Your goal: Would you output the following records verbatim and skip the images in them?

Dataset extract:
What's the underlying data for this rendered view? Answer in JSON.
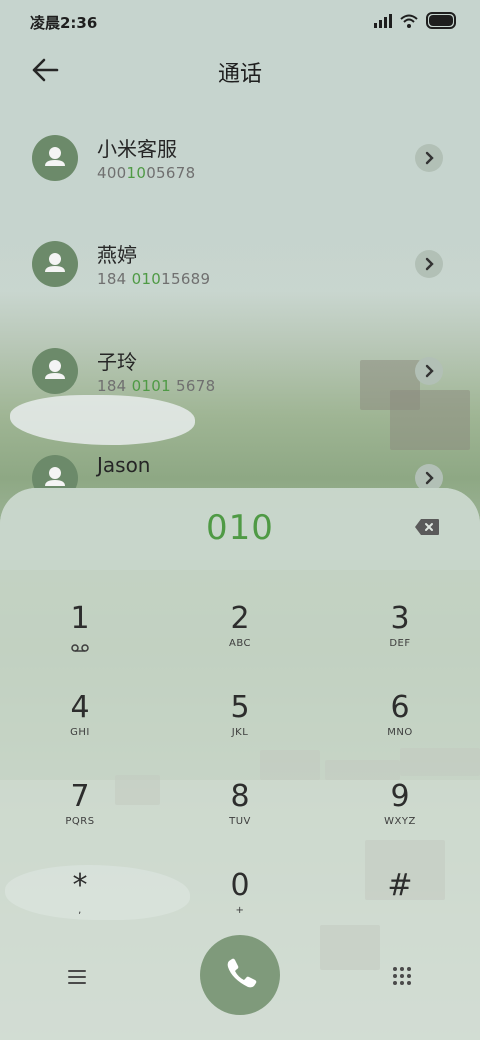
{
  "status": {
    "time": "凌晨2:36",
    "icons": [
      "signal-icon",
      "wifi-icon",
      "battery-icon"
    ]
  },
  "header": {
    "title": "通话",
    "back_icon": "arrow-left-icon"
  },
  "contacts": [
    {
      "name": "小米客服",
      "number_parts": [
        "400",
        "10",
        "05678"
      ]
    },
    {
      "name": "燕婷",
      "number_parts": [
        "184 ",
        "010",
        "15689"
      ]
    },
    {
      "name": "子玲",
      "number_parts": [
        "184 ",
        "0101",
        " 5678"
      ]
    },
    {
      "name": "Jason",
      "number_parts": [
        "",
        "",
        ""
      ]
    }
  ],
  "dialer": {
    "input": "010",
    "keys": [
      {
        "digit": "1",
        "letters": ""
      },
      {
        "digit": "2",
        "letters": "ABC"
      },
      {
        "digit": "3",
        "letters": "DEF"
      },
      {
        "digit": "4",
        "letters": "GHI"
      },
      {
        "digit": "5",
        "letters": "JKL"
      },
      {
        "digit": "6",
        "letters": "MNO"
      },
      {
        "digit": "7",
        "letters": "PQRS"
      },
      {
        "digit": "8",
        "letters": "TUV"
      },
      {
        "digit": "9",
        "letters": "WXYZ"
      },
      {
        "digit": "*",
        "letters": ","
      },
      {
        "digit": "0",
        "letters": "+"
      },
      {
        "digit": "#",
        "letters": ""
      }
    ],
    "key1_icon": "voicemail-icon",
    "bottom_icons": [
      "menu-icon",
      "phone-icon",
      "keypad-icon"
    ]
  },
  "colors": {
    "accent": "#4f9a45",
    "call_button": "#7f9a7b",
    "avatar": "#6c8a6a"
  }
}
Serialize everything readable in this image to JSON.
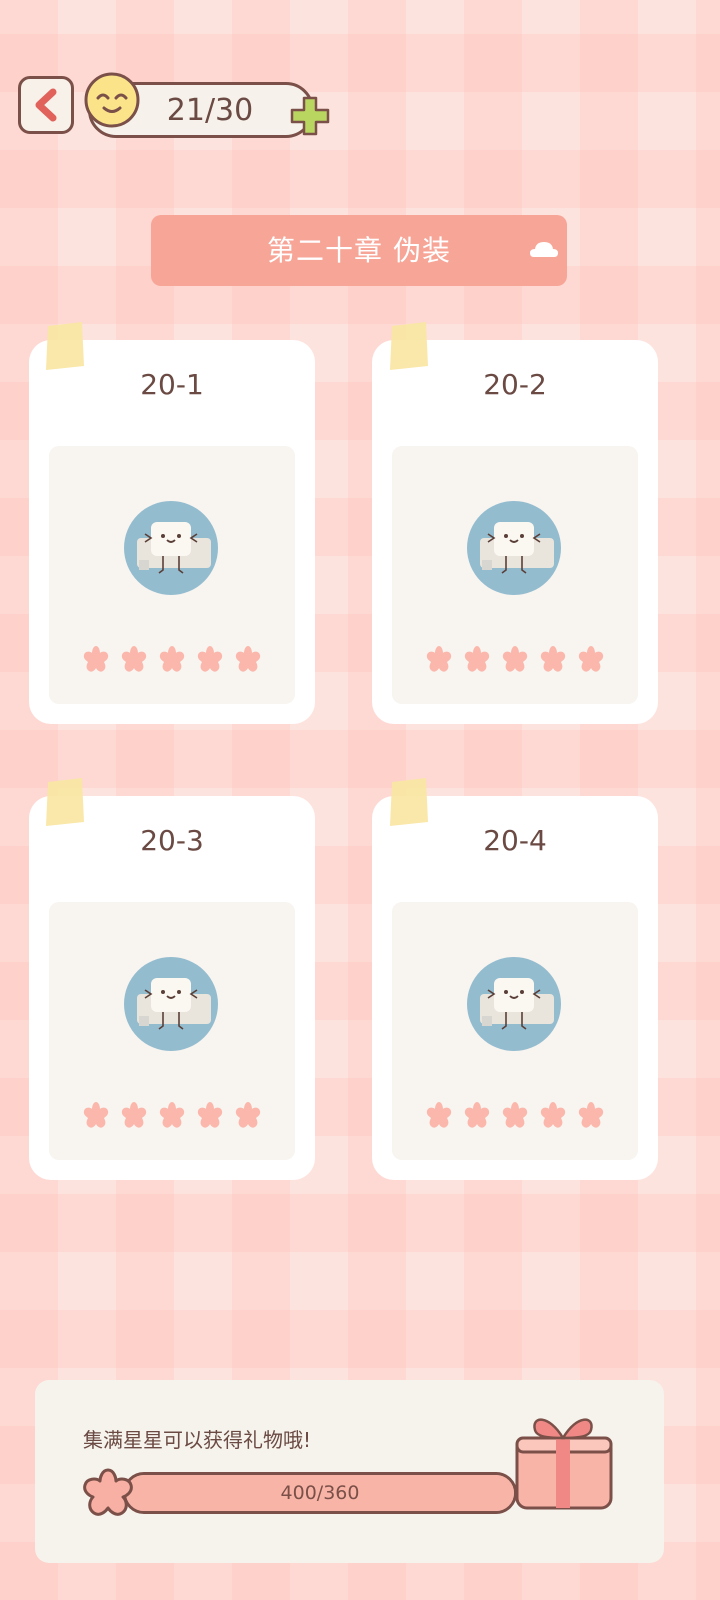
{
  "header": {
    "energy": "21/30",
    "icons": {
      "back": "back-arrow-icon",
      "energy": "smiley-coin-icon",
      "plus": "plus-icon"
    }
  },
  "chapter": {
    "title": "第二十章  伪装",
    "toggle_icon": "cloud-up-icon"
  },
  "levels": [
    {
      "label": "20-1",
      "stars_earned": 5
    },
    {
      "label": "20-2",
      "stars_earned": 5
    },
    {
      "label": "20-3",
      "stars_earned": 5
    },
    {
      "label": "20-4",
      "stars_earned": 5
    }
  ],
  "reward": {
    "message": "集满星星可以获得礼物哦!",
    "progress_text": "400/360",
    "progress_fraction": 1.0,
    "icons": {
      "star": "star-badge-icon",
      "gift": "gift-box-icon"
    }
  },
  "colors": {
    "accent": "#f7a597",
    "star": "#fbb7ab",
    "text": "#6a4a43",
    "outline": "#7a5048",
    "character_bg": "#94bccf"
  }
}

The answer:
What's the underlying data for this rendered view? Answer in JSON.
{
  "status": {
    "time": "凌晨2:36",
    "icons": [
      "signal-icon",
      "wifi-icon",
      "battery-icon"
    ]
  },
  "header": {
    "title": "通话",
    "back_icon": "arrow-left-icon"
  },
  "contacts": [
    {
      "name": "小米客服",
      "number_parts": [
        "400",
        "10",
        "05678"
      ]
    },
    {
      "name": "燕婷",
      "number_parts": [
        "184 ",
        "010",
        "15689"
      ]
    },
    {
      "name": "子玲",
      "number_parts": [
        "184 ",
        "0101",
        " 5678"
      ]
    },
    {
      "name": "Jason",
      "number_parts": [
        "",
        "",
        ""
      ]
    }
  ],
  "dialer": {
    "input": "010",
    "keys": [
      {
        "digit": "1",
        "letters": ""
      },
      {
        "digit": "2",
        "letters": "ABC"
      },
      {
        "digit": "3",
        "letters": "DEF"
      },
      {
        "digit": "4",
        "letters": "GHI"
      },
      {
        "digit": "5",
        "letters": "JKL"
      },
      {
        "digit": "6",
        "letters": "MNO"
      },
      {
        "digit": "7",
        "letters": "PQRS"
      },
      {
        "digit": "8",
        "letters": "TUV"
      },
      {
        "digit": "9",
        "letters": "WXYZ"
      },
      {
        "digit": "*",
        "letters": ","
      },
      {
        "digit": "0",
        "letters": "+"
      },
      {
        "digit": "#",
        "letters": ""
      }
    ],
    "key1_icon": "voicemail-icon",
    "bottom_icons": [
      "menu-icon",
      "phone-icon",
      "keypad-icon"
    ]
  },
  "colors": {
    "accent": "#4f9a45",
    "call_button": "#7f9a7b",
    "avatar": "#6c8a6a"
  }
}
Serialize everything readable in this image to JSON.
{
  "header": {
    "energy": "21/30",
    "icons": {
      "back": "back-arrow-icon",
      "energy": "smiley-coin-icon",
      "plus": "plus-icon"
    }
  },
  "chapter": {
    "title": "第二十章  伪装",
    "toggle_icon": "cloud-up-icon"
  },
  "levels": [
    {
      "label": "20-1",
      "stars_earned": 5
    },
    {
      "label": "20-2",
      "stars_earned": 5
    },
    {
      "label": "20-3",
      "stars_earned": 5
    },
    {
      "label": "20-4",
      "stars_earned": 5
    }
  ],
  "reward": {
    "message": "集满星星可以获得礼物哦!",
    "progress_text": "400/360",
    "progress_fraction": 1.0,
    "icons": {
      "star": "star-badge-icon",
      "gift": "gift-box-icon"
    }
  },
  "colors": {
    "accent": "#f7a597",
    "star": "#fbb7ab",
    "text": "#6a4a43",
    "outline": "#7a5048",
    "character_bg": "#94bccf"
  }
}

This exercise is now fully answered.